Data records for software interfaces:
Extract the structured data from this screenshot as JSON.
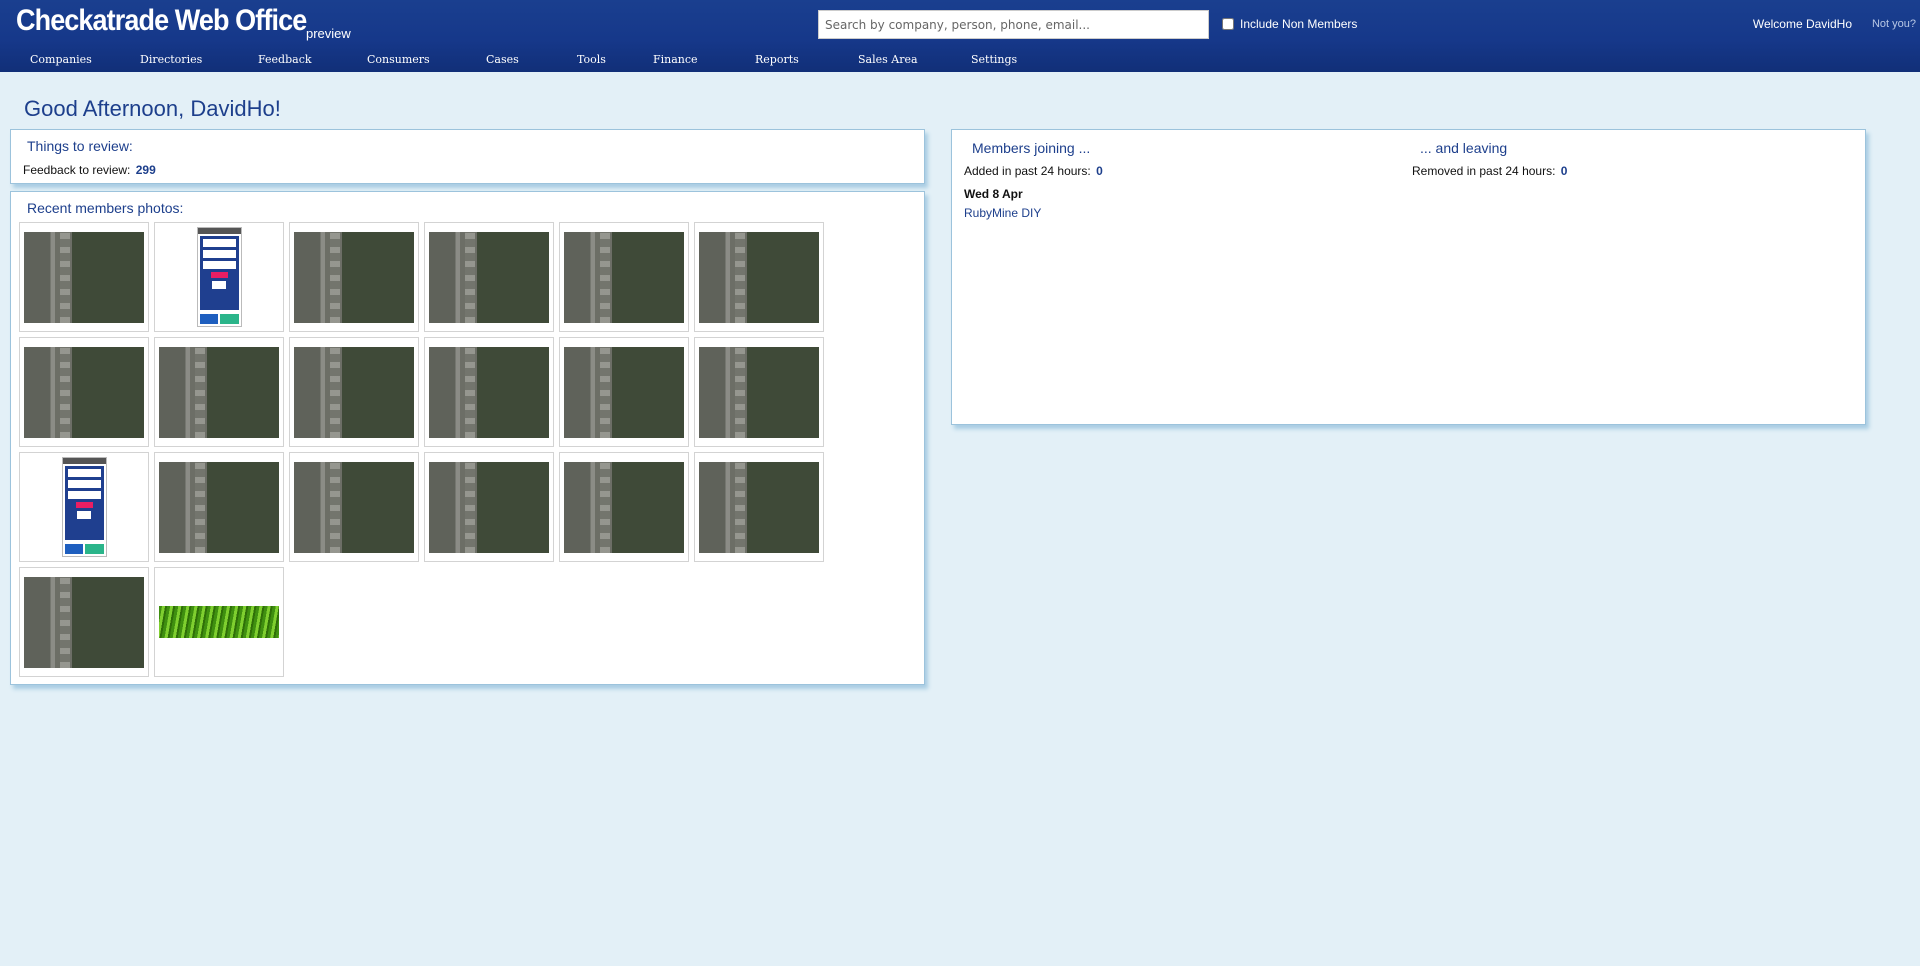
{
  "header": {
    "brand": "Checkatrade Web Office",
    "preview": "preview",
    "search_placeholder": "Search by company, person, phone, email...",
    "include_non_members": "Include Non Members",
    "welcome": "Welcome DavidHo",
    "not_you": "Not you?"
  },
  "nav": [
    "Companies",
    "Directories",
    "Feedback",
    "Consumers",
    "Cases",
    "Tools",
    "Finance",
    "Reports",
    "Sales Area",
    "Settings"
  ],
  "greeting": "Good Afternoon, DavidHo!",
  "review": {
    "title": "Things to review:",
    "feedback_label": "Feedback to review:",
    "feedback_count": "299"
  },
  "photos": {
    "title": "Recent members photos:",
    "items": [
      "road",
      "phone",
      "road",
      "road",
      "road",
      "road",
      "road",
      "road",
      "road",
      "road",
      "road",
      "road",
      "phone",
      "road",
      "road",
      "road",
      "road",
      "road",
      "road",
      "grass"
    ]
  },
  "members": {
    "joining_title": "Members joining ...",
    "added_label": "Added in past 24 hours:",
    "added_count": "0",
    "date": "Wed 8 Apr",
    "company": "RubyMine DIY",
    "leaving_title": "... and leaving",
    "removed_label": "Removed in past 24 hours:",
    "removed_count": "0"
  }
}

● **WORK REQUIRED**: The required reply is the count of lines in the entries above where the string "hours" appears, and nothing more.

● **SOLUTION TO THE EXERCISE**: 2